Could you return all of the data exactly as given?

SUPPLIED INFORMATION:
════════
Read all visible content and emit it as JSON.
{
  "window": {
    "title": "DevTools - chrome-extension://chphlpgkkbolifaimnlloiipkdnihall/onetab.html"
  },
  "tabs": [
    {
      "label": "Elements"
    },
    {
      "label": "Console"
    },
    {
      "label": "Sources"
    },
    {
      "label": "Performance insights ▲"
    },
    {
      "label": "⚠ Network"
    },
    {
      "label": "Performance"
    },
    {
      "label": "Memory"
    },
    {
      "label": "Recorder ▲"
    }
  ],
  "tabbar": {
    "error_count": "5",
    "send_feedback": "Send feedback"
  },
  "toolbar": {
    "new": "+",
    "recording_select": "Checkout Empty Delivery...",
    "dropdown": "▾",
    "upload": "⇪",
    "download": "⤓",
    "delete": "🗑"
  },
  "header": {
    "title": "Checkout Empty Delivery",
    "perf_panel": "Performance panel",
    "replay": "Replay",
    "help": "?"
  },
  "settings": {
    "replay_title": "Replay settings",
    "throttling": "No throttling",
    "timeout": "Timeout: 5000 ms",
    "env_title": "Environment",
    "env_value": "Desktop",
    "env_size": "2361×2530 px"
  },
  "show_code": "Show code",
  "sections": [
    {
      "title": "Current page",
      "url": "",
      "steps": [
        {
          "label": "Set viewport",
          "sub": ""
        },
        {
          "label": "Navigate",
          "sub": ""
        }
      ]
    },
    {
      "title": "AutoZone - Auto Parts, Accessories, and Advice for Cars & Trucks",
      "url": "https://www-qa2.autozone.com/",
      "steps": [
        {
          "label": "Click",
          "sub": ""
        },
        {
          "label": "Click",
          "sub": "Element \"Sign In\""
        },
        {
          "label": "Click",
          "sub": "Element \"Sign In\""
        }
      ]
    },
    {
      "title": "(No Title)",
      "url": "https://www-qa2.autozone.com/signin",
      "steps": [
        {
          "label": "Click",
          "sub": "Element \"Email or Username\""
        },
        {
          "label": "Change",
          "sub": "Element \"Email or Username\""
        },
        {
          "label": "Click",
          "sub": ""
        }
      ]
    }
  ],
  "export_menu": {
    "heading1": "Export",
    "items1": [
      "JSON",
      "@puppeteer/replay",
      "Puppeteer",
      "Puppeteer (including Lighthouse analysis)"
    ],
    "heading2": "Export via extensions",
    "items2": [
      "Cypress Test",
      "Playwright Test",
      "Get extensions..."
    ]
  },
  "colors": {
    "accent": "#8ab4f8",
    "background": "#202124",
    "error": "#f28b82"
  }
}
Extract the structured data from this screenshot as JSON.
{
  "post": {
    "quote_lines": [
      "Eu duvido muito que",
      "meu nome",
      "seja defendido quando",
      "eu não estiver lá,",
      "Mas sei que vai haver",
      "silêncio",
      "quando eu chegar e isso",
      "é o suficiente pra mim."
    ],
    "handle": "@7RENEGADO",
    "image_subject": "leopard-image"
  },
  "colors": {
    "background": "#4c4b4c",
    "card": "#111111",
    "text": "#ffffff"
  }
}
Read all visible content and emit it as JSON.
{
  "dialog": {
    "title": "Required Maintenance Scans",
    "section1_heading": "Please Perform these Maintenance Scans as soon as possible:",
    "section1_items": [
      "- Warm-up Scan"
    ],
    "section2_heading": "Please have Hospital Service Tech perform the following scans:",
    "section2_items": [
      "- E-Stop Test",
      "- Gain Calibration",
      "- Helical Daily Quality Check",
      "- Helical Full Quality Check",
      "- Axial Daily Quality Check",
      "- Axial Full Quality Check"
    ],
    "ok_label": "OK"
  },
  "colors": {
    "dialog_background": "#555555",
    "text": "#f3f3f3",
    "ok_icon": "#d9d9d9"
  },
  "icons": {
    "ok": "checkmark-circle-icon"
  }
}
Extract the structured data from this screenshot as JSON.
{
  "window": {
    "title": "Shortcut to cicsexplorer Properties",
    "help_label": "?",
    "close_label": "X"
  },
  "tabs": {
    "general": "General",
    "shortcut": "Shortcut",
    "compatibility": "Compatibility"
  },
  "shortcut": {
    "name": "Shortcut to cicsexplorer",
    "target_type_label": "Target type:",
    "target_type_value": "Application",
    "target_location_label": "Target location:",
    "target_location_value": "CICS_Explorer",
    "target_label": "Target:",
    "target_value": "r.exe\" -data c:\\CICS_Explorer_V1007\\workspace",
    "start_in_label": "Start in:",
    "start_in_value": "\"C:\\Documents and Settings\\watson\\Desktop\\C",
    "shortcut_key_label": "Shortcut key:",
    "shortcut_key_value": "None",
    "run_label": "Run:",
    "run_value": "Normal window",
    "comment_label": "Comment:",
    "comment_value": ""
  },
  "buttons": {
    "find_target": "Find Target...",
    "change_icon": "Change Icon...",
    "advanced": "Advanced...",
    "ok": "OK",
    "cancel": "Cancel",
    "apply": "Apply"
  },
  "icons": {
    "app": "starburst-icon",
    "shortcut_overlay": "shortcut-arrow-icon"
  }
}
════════
RESPONSE:
Read all visible content and emit it as JSON.
{
  "window": {
    "title": "DevTools - chrome-extension://chphlpgkkbolifaimnlloiipkdnihall/onetab.html"
  },
  "tabs": [
    {
      "label": "Elements"
    },
    {
      "label": "Console"
    },
    {
      "label": "Sources"
    },
    {
      "label": "Performance insights ▲"
    },
    {
      "label": "⚠ Network"
    },
    {
      "label": "Performance"
    },
    {
      "label": "Memory"
    },
    {
      "label": "Recorder ▲"
    }
  ],
  "tabbar": {
    "error_count": "5",
    "send_feedback": "Send feedback"
  },
  "toolbar": {
    "new": "+",
    "recording_select": "Checkout Empty Delivery...",
    "dropdown": "▾",
    "upload": "⇪",
    "download": "⤓",
    "delete": "🗑"
  },
  "header": {
    "title": "Checkout Empty Delivery",
    "perf_panel": "Performance panel",
    "replay": "Replay",
    "help": "?"
  },
  "settings": {
    "replay_title": "Replay settings",
    "throttling": "No throttling",
    "timeout": "Timeout: 5000 ms",
    "env_title": "Environment",
    "env_value": "Desktop",
    "env_size": "2361×2530 px"
  },
  "show_code": "Show code",
  "sections": [
    {
      "title": "Current page",
      "url": "",
      "steps": [
        {
          "label": "Set viewport",
          "sub": ""
        },
        {
          "label": "Navigate",
          "sub": ""
        }
      ]
    },
    {
      "title": "AutoZone - Auto Parts, Accessories, and Advice for Cars & Trucks",
      "url": "https://www-qa2.autozone.com/",
      "steps": [
        {
          "label": "Click",
          "sub": ""
        },
        {
          "label": "Click",
          "sub": "Element \"Sign In\""
        },
        {
          "label": "Click",
          "sub": "Element \"Sign In\""
        }
      ]
    },
    {
      "title": "(No Title)",
      "url": "https://www-qa2.autozone.com/signin",
      "steps": [
        {
          "label": "Click",
          "sub": "Element \"Email or Username\""
        },
        {
          "label": "Change",
          "sub": "Element \"Email or Username\""
        },
        {
          "label": "Click",
          "sub": ""
        }
      ]
    }
  ],
  "export_menu": {
    "heading1": "Export",
    "items1": [
      "JSON",
      "@puppeteer/replay",
      "Puppeteer",
      "Puppeteer (including Lighthouse analysis)"
    ],
    "heading2": "Export via extensions",
    "items2": [
      "Cypress Test",
      "Playwright Test",
      "Get extensions..."
    ]
  },
  "colors": {
    "accent": "#8ab4f8",
    "background": "#202124",
    "error": "#f28b82"
  }
}
Extract the structured data from this screenshot as JSON.
{
  "post": {
    "quote_lines": [
      "Eu duvido muito que",
      "meu nome",
      "seja defendido quando",
      "eu não estiver lá,",
      "Mas sei que vai haver",
      "silêncio",
      "quando eu chegar e isso",
      "é o suficiente pra mim."
    ],
    "handle": "@7RENEGADO",
    "image_subject": "leopard-image"
  },
  "colors": {
    "background": "#4c4b4c",
    "card": "#111111",
    "text": "#ffffff"
  }
}
Read all visible content and emit it as JSON.
{
  "dialog": {
    "title": "Required Maintenance Scans",
    "section1_heading": "Please Perform these Maintenance Scans as soon as possible:",
    "section1_items": [
      "- Warm-up Scan"
    ],
    "section2_heading": "Please have Hospital Service Tech perform the following scans:",
    "section2_items": [
      "- E-Stop Test",
      "- Gain Calibration",
      "- Helical Daily Quality Check",
      "- Helical Full Quality Check",
      "- Axial Daily Quality Check",
      "- Axial Full Quality Check"
    ],
    "ok_label": "OK"
  },
  "colors": {
    "dialog_background": "#555555",
    "text": "#f3f3f3",
    "ok_icon": "#d9d9d9"
  },
  "icons": {
    "ok": "checkmark-circle-icon"
  }
}
Extract the structured data from this screenshot as JSON.
{
  "window": {
    "title": "Shortcut to cicsexplorer Properties",
    "help_label": "?",
    "close_label": "X"
  },
  "tabs": {
    "general": "General",
    "shortcut": "Shortcut",
    "compatibility": "Compatibility"
  },
  "shortcut": {
    "name": "Shortcut to cicsexplorer",
    "target_type_label": "Target type:",
    "target_type_value": "Application",
    "target_location_label": "Target location:",
    "target_location_value": "CICS_Explorer",
    "target_label": "Target:",
    "target_value": "r.exe\" -data c:\\CICS_Explorer_V1007\\workspace",
    "start_in_label": "Start in:",
    "start_in_value": "\"C:\\Documents and Settings\\watson\\Desktop\\C",
    "shortcut_key_label": "Shortcut key:",
    "shortcut_key_value": "None",
    "run_label": "Run:",
    "run_value": "Normal window",
    "comment_label": "Comment:",
    "comment_value": ""
  },
  "buttons": {
    "find_target": "Find Target...",
    "change_icon": "Change Icon...",
    "advanced": "Advanced...",
    "ok": "OK",
    "cancel": "Cancel",
    "apply": "Apply"
  },
  "icons": {
    "app": "starburst-icon",
    "shortcut_overlay": "shortcut-arrow-icon"
  }
}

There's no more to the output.